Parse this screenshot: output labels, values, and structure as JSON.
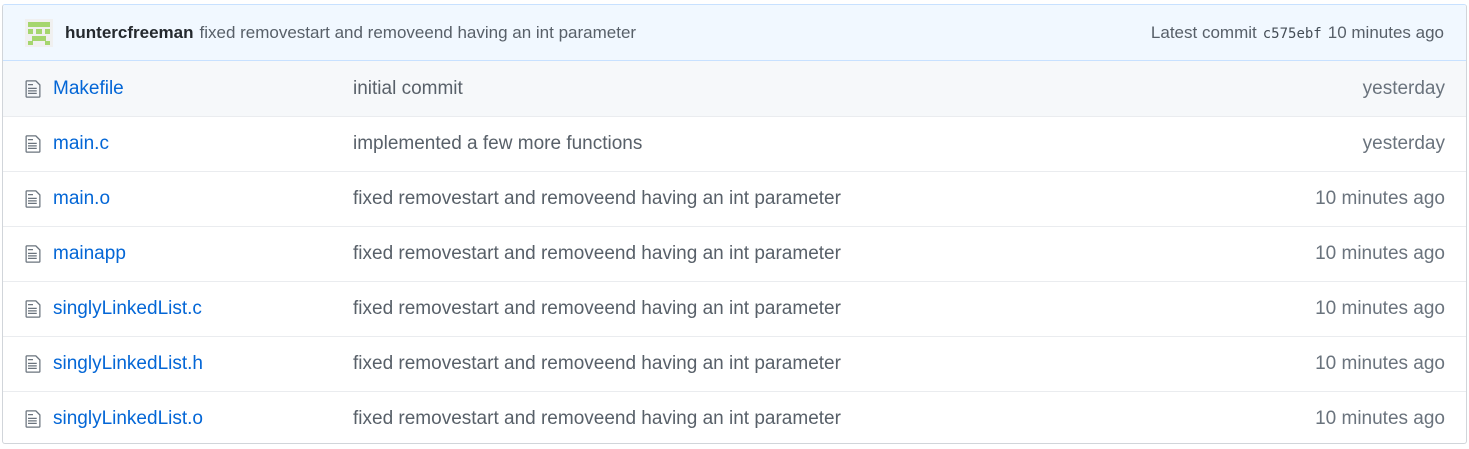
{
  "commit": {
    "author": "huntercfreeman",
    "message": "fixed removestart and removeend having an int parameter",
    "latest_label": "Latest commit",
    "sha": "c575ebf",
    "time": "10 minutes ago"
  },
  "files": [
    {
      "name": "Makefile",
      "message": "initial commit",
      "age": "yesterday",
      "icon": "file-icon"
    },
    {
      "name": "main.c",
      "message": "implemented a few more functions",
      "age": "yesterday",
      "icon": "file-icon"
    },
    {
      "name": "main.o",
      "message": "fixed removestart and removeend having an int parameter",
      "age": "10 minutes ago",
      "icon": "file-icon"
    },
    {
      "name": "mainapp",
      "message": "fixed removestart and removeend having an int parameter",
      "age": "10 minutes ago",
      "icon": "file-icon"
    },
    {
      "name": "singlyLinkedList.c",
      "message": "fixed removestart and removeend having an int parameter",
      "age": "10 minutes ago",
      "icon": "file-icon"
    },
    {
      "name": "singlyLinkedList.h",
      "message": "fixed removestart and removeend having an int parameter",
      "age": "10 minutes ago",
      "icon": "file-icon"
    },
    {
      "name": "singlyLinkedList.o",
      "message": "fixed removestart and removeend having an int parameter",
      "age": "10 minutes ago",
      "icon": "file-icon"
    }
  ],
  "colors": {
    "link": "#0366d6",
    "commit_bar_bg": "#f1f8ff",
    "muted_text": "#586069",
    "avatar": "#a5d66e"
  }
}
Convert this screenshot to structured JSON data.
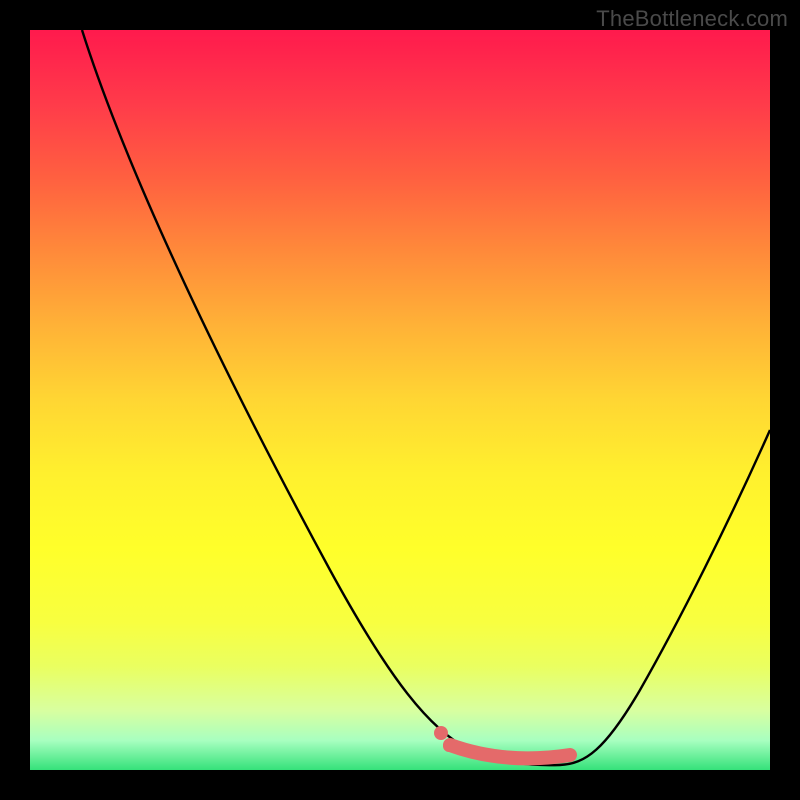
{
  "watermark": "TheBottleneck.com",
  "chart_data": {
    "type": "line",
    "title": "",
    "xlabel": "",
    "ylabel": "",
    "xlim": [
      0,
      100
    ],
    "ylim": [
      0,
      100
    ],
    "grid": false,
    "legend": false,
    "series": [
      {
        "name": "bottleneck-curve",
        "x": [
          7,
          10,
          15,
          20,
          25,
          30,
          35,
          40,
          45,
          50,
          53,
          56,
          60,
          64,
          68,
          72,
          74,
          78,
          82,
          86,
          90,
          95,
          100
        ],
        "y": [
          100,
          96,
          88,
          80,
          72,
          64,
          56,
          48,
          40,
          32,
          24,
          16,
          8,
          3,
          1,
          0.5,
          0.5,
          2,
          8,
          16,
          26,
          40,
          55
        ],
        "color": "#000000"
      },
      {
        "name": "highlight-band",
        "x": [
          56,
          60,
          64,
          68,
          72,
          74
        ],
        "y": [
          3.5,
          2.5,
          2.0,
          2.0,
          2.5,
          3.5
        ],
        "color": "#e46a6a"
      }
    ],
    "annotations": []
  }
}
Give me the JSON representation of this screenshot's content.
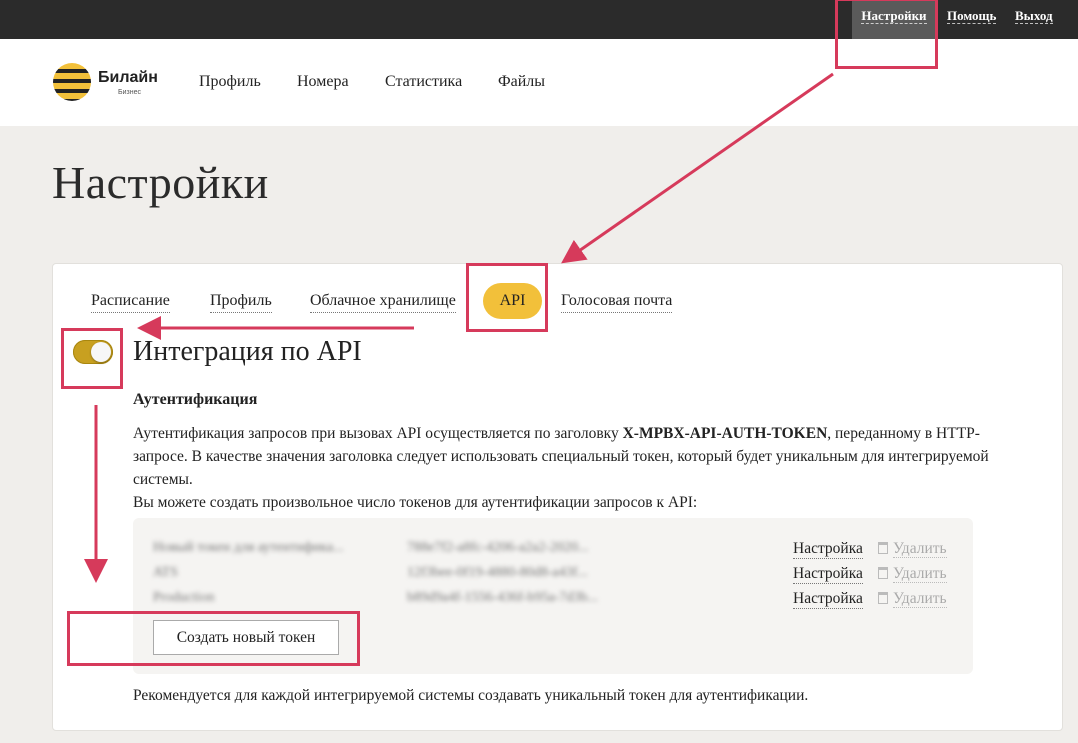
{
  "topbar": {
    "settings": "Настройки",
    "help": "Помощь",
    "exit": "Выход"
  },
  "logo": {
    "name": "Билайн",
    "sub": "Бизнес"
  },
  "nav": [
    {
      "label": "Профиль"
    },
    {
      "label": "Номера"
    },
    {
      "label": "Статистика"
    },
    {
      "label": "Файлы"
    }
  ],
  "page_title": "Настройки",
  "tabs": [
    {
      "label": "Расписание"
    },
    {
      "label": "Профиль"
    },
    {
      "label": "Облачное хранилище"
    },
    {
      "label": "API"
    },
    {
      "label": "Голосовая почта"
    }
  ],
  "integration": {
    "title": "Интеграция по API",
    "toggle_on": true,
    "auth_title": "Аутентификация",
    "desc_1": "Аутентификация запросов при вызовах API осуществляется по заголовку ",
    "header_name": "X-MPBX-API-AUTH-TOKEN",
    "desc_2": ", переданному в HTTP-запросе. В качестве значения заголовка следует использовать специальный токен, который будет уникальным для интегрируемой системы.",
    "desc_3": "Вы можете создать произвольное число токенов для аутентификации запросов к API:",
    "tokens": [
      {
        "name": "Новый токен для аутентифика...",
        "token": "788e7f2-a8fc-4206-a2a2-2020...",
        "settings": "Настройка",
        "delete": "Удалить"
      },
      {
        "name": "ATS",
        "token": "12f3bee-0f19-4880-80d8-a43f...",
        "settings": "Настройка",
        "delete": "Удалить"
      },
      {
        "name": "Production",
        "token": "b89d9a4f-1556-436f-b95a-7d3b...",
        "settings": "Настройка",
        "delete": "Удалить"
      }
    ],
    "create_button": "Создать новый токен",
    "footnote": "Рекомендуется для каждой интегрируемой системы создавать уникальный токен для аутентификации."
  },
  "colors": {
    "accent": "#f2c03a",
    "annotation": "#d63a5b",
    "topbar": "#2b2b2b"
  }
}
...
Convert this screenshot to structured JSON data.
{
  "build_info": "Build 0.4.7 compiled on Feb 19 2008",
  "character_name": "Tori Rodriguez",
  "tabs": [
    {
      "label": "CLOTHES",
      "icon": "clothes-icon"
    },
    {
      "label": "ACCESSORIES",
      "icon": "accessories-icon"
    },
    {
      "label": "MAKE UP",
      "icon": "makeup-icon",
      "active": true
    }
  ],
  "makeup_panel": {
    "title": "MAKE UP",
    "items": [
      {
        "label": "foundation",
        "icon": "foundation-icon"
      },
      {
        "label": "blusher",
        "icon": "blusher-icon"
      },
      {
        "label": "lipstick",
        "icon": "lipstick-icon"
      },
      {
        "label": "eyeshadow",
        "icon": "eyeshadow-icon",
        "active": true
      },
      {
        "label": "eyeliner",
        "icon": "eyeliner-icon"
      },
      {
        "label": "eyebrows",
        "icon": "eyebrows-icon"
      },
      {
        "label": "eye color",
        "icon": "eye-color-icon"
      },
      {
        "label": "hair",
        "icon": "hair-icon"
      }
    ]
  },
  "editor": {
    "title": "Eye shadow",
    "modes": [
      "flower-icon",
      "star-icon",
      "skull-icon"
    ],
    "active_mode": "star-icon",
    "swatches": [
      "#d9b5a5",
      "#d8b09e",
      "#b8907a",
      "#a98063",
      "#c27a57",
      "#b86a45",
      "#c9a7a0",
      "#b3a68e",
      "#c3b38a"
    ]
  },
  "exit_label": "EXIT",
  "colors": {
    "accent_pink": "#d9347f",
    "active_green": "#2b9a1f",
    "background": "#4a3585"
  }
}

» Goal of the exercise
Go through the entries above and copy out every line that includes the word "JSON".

» Finished exercise
Parse this screenshot: output labels, values, and structure as JSON.
Convert this screenshot to structured JSON data.
Give me the JSON representation of this screenshot's content.
Convert this screenshot to structured JSON data.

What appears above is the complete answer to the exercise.